Abstract:
It is well established that unpolarized light is invariant with respect to any SU(2) polarization transformation. This requirement fully characterizes the set of density matrices representing unpolarized states. We introduce the degree of polarization of a quantum state as its distance to the set of unpolarized states. We use two different candidates of distance, namely the Hilbert-Schmidt and the Bures metric, showing that they induce fundamentally different degrees of polarization. We apply these notions to relevant field states and we demonstrate that they avoid some of the problems arising with the classical definition.

Abstract:
We consider various approaches to treat the phases of a qutrit. Although it is possible to represent qutrits in a convenient geometrical manner by resorting to a generalization of the Poincare sphere, we argue that the appropriate way of dealing with this problem is through phase operators associated with the algebra su(3). The rather unusual properties of these phases are caused by the small dimension of the system and are explored in detail.

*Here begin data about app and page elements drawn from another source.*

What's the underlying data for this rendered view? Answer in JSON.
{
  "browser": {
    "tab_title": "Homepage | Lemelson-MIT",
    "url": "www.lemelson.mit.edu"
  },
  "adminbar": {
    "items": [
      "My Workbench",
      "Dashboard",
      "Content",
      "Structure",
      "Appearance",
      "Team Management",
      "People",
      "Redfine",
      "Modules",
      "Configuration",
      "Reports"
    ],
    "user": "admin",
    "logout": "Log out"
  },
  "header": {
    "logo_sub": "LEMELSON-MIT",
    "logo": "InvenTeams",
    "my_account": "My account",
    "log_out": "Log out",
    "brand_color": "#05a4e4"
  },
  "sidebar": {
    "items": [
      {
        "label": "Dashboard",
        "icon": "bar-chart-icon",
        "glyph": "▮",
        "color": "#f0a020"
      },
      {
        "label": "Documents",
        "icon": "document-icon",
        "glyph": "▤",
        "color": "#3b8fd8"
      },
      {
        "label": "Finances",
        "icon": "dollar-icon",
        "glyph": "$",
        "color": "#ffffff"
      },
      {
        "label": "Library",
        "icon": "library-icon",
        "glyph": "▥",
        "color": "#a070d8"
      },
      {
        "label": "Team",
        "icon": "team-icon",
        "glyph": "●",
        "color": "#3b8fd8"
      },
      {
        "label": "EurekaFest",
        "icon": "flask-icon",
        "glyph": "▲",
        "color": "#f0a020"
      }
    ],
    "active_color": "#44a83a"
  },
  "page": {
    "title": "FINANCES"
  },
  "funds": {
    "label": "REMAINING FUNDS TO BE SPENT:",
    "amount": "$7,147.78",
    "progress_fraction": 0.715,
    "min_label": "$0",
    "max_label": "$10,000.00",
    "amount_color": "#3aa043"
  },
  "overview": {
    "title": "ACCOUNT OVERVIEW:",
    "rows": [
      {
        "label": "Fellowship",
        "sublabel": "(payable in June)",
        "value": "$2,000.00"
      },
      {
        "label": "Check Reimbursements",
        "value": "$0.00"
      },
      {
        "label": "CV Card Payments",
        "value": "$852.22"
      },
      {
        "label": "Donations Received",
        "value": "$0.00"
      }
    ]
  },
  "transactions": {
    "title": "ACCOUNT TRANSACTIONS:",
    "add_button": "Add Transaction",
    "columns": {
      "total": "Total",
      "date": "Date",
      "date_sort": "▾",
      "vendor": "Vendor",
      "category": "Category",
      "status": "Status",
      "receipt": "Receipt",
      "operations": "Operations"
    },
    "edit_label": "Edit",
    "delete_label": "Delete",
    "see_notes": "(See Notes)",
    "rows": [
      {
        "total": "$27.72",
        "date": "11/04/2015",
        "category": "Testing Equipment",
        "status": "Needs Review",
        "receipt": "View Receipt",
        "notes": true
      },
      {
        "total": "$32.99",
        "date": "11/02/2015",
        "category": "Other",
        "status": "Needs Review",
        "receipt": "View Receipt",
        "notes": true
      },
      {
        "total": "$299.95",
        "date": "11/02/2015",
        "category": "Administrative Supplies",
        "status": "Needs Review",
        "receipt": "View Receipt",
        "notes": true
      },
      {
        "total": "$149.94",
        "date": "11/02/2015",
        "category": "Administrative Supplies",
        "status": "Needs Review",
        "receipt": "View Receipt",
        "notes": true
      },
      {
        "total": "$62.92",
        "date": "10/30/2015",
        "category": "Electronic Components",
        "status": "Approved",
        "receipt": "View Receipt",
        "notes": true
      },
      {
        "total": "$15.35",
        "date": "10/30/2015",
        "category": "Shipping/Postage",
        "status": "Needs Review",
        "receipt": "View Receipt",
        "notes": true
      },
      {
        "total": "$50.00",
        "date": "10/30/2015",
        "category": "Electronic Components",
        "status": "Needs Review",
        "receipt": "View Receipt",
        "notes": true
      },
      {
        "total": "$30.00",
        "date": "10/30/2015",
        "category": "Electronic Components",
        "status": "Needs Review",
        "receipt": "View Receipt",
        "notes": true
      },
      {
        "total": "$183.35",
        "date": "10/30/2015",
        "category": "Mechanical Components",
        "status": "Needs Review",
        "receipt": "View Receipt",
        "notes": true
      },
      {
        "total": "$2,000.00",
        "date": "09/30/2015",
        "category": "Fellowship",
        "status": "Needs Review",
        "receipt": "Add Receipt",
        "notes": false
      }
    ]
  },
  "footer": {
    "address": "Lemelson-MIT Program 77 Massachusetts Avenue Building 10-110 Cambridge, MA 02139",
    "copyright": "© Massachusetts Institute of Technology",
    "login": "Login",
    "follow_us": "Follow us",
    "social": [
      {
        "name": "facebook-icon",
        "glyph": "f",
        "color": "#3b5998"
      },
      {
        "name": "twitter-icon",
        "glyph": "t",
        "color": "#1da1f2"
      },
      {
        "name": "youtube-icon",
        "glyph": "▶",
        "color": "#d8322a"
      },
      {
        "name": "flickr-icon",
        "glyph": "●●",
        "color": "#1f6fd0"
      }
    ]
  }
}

We also examine the positive operator-valued measures that can describe the qutrit phase properties.

Abstract:
The degree of polarization of a quantum state can be defined as its Hilbert-Schmidt distance to the set of unpolarized states. We demonstrate that the states optimizing this degree for a fixed average number of photons $\bar{N}$ present a fairly symmetric, parabolic photon statistics, with a variance scaling as $\bar{N}^2$. Although no standard optical process yields such a statistics, we show that, to an excellent approximation, a highly squeezed vacuum can be considered as maximally polarized.

Abstract:
We propose a unifying phase-space approach to the construction of mutually unbiased bases for a two-qubit system. It is based on an explicit classification of the geometrical structures compatible with the notion of unbiasedness. These consist of bundles of discrete curves intersecting only at the origin and satisfying certain additional properties. We also consider the feasible transformations between different kinds of curves and show that they correspond to local rotations around the Bloch-sphere principal axes. We suggest how to generalize the method to systems in dimensions that are powers of a prime.